Items from an interface collection
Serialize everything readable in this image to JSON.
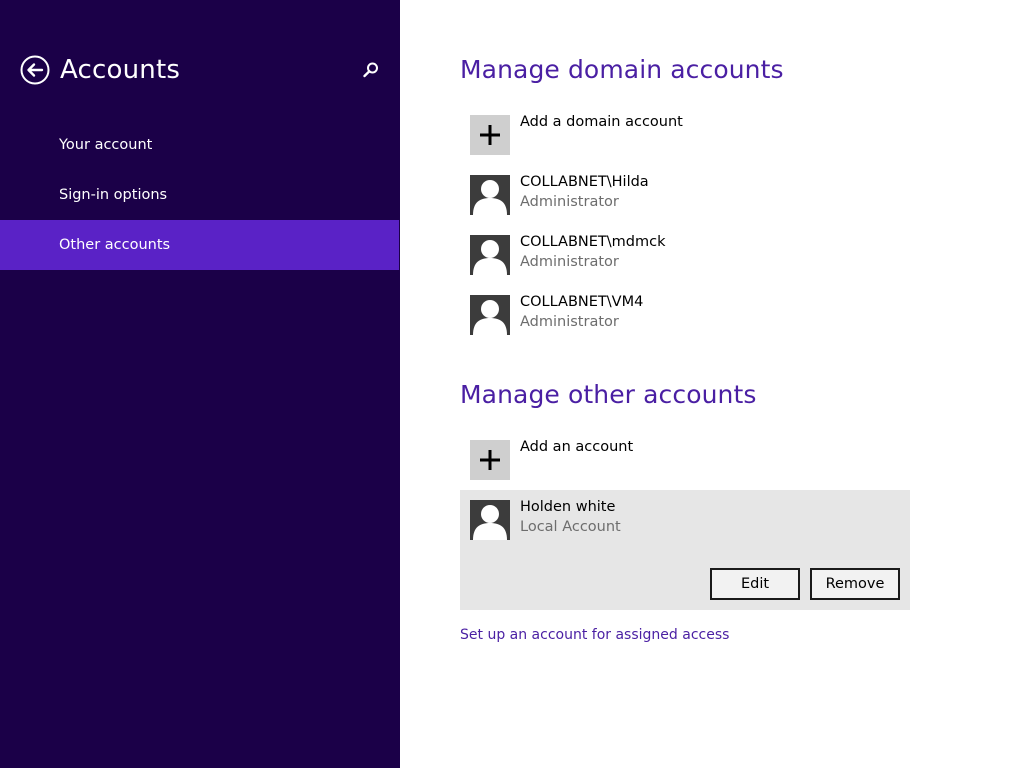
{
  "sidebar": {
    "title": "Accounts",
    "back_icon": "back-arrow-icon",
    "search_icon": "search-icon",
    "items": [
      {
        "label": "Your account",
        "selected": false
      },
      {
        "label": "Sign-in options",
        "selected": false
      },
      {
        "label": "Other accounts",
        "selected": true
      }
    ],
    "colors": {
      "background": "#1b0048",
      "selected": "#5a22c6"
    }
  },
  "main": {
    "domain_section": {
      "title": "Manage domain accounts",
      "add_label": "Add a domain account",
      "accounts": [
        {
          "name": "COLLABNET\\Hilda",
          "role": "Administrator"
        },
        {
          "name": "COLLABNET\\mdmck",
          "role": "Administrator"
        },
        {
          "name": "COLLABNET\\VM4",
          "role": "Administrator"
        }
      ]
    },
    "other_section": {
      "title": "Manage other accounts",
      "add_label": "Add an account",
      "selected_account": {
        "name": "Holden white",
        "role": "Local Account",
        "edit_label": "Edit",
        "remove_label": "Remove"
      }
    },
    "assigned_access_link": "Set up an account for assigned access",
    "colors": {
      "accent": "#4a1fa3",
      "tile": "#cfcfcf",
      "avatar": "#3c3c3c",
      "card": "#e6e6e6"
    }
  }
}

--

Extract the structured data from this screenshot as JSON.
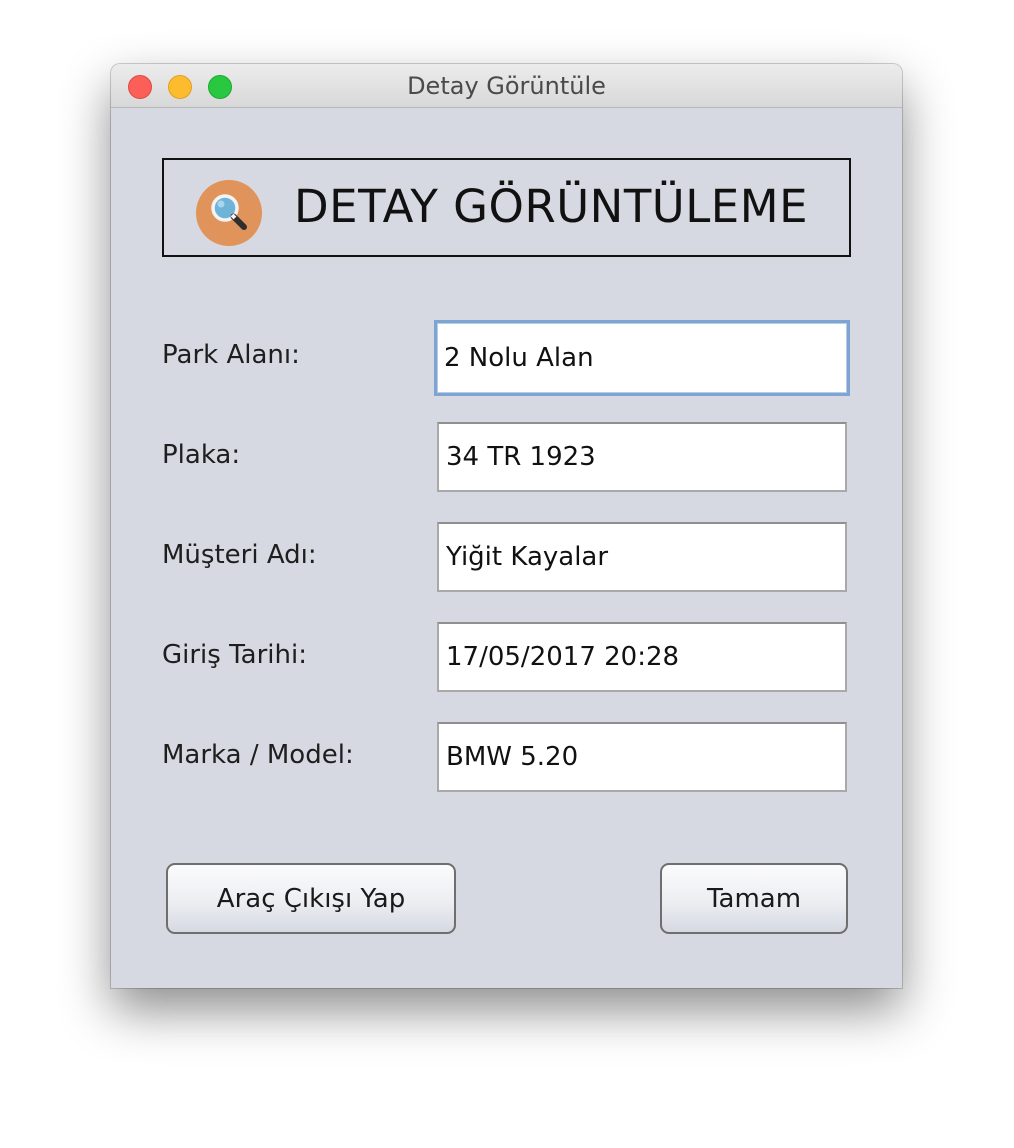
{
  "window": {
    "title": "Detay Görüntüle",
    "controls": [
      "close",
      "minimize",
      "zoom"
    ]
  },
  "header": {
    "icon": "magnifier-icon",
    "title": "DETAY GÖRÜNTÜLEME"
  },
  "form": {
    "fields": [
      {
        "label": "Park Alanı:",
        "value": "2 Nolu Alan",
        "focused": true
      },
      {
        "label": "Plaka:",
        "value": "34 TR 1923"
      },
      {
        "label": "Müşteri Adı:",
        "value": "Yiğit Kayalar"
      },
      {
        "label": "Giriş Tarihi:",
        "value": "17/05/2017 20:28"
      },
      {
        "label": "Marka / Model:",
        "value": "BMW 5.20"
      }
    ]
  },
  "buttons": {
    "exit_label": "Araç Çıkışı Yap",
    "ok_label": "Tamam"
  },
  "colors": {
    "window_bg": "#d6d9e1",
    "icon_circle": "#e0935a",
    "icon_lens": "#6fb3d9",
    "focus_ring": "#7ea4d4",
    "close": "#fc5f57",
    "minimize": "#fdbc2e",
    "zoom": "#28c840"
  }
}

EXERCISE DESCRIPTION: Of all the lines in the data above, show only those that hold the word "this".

RESPONSE:
Serialize everything readable in this image to JSON.
Extract the structured data from this screenshot as JSON.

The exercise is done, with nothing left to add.